**WHAT THE TASK ASKS**
Only a number is expected here: the count of lines in the data that contain "placeholder".
=======
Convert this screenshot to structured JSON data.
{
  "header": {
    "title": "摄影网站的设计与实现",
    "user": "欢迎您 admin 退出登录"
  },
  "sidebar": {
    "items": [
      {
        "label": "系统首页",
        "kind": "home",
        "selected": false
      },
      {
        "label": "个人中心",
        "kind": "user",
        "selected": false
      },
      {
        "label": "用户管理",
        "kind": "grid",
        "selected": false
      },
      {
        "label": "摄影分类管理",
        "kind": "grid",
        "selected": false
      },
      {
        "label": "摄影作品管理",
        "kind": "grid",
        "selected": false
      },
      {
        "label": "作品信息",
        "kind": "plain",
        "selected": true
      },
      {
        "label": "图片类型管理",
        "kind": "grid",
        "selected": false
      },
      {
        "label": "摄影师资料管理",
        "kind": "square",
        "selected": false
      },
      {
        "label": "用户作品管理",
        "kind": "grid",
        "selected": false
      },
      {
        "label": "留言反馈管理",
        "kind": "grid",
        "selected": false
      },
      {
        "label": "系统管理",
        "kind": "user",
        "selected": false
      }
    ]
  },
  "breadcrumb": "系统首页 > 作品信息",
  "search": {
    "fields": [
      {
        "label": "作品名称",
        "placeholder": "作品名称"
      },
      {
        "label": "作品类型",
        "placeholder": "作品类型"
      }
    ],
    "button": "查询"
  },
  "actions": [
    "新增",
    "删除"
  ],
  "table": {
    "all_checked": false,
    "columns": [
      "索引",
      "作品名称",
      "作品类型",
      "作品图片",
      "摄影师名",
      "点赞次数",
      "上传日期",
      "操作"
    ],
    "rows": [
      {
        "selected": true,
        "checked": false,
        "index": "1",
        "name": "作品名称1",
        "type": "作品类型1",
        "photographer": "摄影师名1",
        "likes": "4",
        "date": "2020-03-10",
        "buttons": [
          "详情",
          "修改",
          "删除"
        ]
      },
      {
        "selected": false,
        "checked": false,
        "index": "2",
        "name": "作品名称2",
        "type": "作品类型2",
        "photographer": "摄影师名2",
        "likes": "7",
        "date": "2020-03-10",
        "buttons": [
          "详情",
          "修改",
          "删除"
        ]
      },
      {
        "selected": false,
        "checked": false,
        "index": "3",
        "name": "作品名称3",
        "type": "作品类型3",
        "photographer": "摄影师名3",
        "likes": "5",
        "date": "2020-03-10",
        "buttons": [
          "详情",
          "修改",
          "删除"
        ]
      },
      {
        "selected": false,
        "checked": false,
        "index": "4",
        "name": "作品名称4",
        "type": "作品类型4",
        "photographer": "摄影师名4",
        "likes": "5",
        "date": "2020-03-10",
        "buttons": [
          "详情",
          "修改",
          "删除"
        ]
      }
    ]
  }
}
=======
**SOLUTION TO THE PROBLEM**
2